**Activity:**
Would you set down the complete data below, exactly as shown?

**Dataset rows describing interfaces:**
┌──
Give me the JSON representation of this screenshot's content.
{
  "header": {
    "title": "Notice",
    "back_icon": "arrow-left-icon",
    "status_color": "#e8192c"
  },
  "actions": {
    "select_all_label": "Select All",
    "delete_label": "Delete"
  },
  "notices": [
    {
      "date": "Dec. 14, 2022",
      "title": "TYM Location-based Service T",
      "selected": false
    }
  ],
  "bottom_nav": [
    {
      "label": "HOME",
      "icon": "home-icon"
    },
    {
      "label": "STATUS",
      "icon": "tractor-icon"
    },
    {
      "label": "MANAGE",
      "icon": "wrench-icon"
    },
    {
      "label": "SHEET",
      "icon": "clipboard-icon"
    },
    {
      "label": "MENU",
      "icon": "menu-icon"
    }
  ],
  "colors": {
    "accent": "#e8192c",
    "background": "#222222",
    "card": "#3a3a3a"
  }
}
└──
**Exercise output:**
Give me the JSON representation of this screenshot's content.
{
  "header": {
    "title": "Notice",
    "back_icon": "arrow-left-icon",
    "status_color": "#e8192c"
  },
  "actions": {
    "select_all_label": "Select All",
    "delete_label": "Delete"
  },
  "notices": [
    {
      "date": "Dec. 14, 2022",
      "title": "TYM Location-based Service T",
      "selected": false
    }
  ],
  "bottom_nav": [
    {
      "label": "HOME",
      "icon": "home-icon"
    },
    {
      "label": "STATUS",
      "icon": "tractor-icon"
    },
    {
      "label": "MANAGE",
      "icon": "wrench-icon"
    },
    {
      "label": "SHEET",
      "icon": "clipboard-icon"
    },
    {
      "label": "MENU",
      "icon": "menu-icon"
    }
  ],
  "colors": {
    "accent": "#e8192c",
    "background": "#222222",
    "card": "#3a3a3a"
  }
}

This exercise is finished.